Nihang Sikhs of Punjab, who are defenders of historic Sikh shrines, are an exception and consume an intoxicant called bhang (cannabis sativa), opium and other narcotics to help in mation saying that it is puratan maryada (Punjabi for "old tradition"). Bhang is common in India; according to a legend, even the Hindu God Shiva was fond of bhang and it became his favourite food. In 2001, Baba Santa Singh, the Jathedar of Budha Dal, along with 20 Nihang sect chiefs, refused to accept the ban on the consumption of bhang by the highest Sikh clergy. Baba Santa Singh was excommunicated and replaced with Baba Balbir Singh, who agreed to shun the consumption of bhang.

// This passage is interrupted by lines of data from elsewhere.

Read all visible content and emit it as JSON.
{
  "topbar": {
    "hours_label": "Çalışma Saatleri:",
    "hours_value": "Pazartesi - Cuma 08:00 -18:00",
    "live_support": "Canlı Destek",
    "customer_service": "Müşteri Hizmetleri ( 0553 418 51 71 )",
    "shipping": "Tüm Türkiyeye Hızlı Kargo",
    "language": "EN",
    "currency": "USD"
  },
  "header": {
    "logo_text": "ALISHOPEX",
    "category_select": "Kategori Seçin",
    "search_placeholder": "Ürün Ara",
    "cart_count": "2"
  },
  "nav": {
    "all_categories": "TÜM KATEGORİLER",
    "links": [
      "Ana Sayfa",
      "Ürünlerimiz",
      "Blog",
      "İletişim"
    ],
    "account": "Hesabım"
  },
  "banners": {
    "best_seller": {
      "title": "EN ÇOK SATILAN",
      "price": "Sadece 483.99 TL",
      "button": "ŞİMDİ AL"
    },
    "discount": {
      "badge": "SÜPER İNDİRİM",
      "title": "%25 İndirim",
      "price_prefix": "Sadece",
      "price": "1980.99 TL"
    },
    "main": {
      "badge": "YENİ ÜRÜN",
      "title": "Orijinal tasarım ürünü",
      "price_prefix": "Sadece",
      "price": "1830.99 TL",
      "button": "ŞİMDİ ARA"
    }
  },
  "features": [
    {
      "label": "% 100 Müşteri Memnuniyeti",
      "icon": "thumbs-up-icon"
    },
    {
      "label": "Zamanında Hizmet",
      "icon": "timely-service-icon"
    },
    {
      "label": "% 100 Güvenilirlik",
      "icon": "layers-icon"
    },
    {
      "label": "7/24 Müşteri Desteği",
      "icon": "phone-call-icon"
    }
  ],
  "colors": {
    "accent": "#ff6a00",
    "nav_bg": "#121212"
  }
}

The Udasis, who consider themselves as a denomination of Sikhism, lay emphasis on being ascetic, thus violating the "Non-family-oriented living" principle. Sri Chand, the ascetic son of Guru Nanak, was the founder of the Udasi.